After a half dozen mammoth novels (In the Ruins, The Gathering Storm, et al.), the seventh and concluding volume of Kate Elliott's Crown of Stars saga is finally available. Begun in 1997 with the Nebula Awardnominated King's Dragon, Elliott's shelf-bending tale of royalty, revolution, magic and mayhem -- set in a sprawling realm similar to medieval Europe -- comes to its dramatic finale in the aptly entitled Crown of Stars.

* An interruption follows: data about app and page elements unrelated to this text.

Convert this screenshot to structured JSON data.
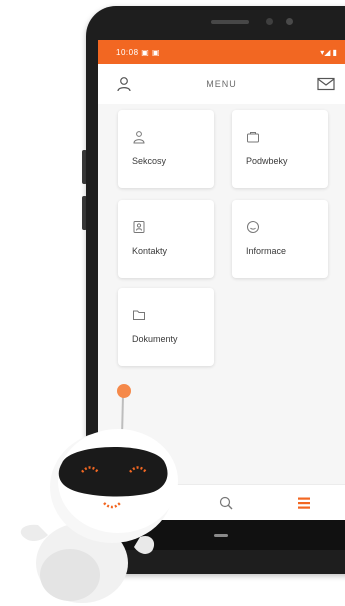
{
  "status_bar": {
    "left_text": "10:08 ▣ ▣",
    "right_text": "▾◢ ▮",
    "color": "#f26722"
  },
  "header": {
    "title": "MENU",
    "left_icon": "user-icon",
    "right_icon": "mail-icon"
  },
  "menu": {
    "items": [
      {
        "label": "Sekcosy",
        "icon": "people-icon"
      },
      {
        "label": "Podwbeky",
        "icon": "person-icon"
      },
      {
        "label": "Kontakty",
        "icon": "contact-card-icon"
      },
      {
        "label": "Informace",
        "icon": "info-icon"
      },
      {
        "label": "Dokumenty",
        "icon": "folder-icon"
      }
    ]
  },
  "bottom_nav": {
    "items": [
      {
        "icon": "search-icon"
      },
      {
        "icon": "menu-icon",
        "active": true
      }
    ]
  },
  "colors": {
    "accent": "#f26722",
    "background": "#f6f6f6",
    "tile": "#ffffff",
    "phone_frame": "#1e1e1e"
  }
}
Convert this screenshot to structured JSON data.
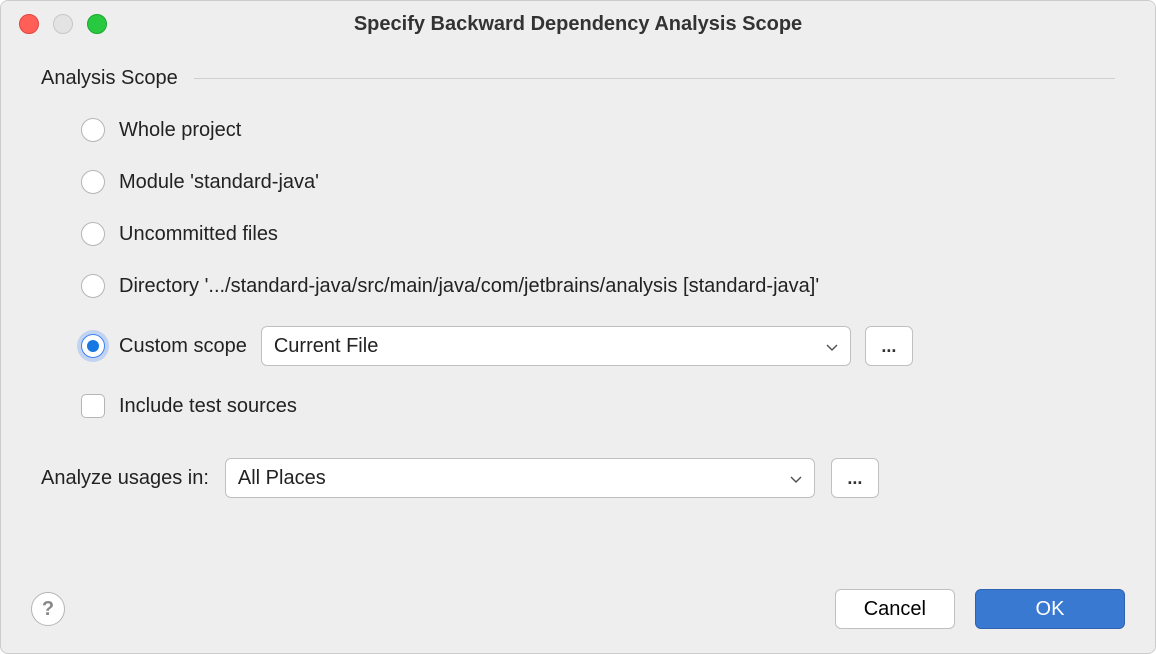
{
  "window": {
    "title": "Specify Backward Dependency Analysis Scope"
  },
  "section": {
    "title": "Analysis Scope"
  },
  "scope_options": {
    "whole_project": "Whole project",
    "module": "Module 'standard-java'",
    "uncommitted": "Uncommitted files",
    "directory": "Directory '.../standard-java/src/main/java/com/jetbrains/analysis [standard-java]'",
    "custom": "Custom scope"
  },
  "custom_scope_dropdown": {
    "selected": "Current File"
  },
  "include_test_sources": "Include test sources",
  "analyze_usages": {
    "label": "Analyze usages in:",
    "selected": "All Places"
  },
  "buttons": {
    "help": "?",
    "cancel": "Cancel",
    "ok": "OK",
    "ellipsis": "..."
  }
}
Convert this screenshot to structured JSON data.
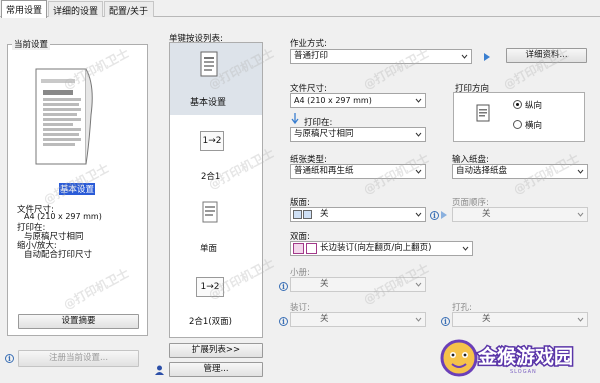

With the continent of Novaria just beginning to recover from the widespread devastation unleashed when the lost land of the Aoi returned to the earth after centuries of magic-powered banishment, Prince Sanglant (bastard son of King Henry) and his wife, Liath, are trying to cultivate some sense of order amid all the chaos. But enemies appear from all sides: As the Aoi plant seeds of treachery among the human populace, political rivals join forces to destroy Sanglant once and for all…
Any reviewer of the Crown of Stars saga would be remiss not to mention a few things. First, the seven books that encompass this epic fantasy sequence are in no way stand-alone novels. This series must be started at the very beginning for readers to fully understand and appreciate Elliott's gift of grand-scale storytelling. And readers who enjoy fast-paced, tightly woven story lines should be acutely aware that Elliott is definitely not one of those writers. This is not "fast food" fantasy but an all-you-can-eat buffet with literally hundreds of characters, meandering plotlines, numerous tangential subplots, meticulous world-building, etc., that should be read leisurely and savored. Paul Goat Allen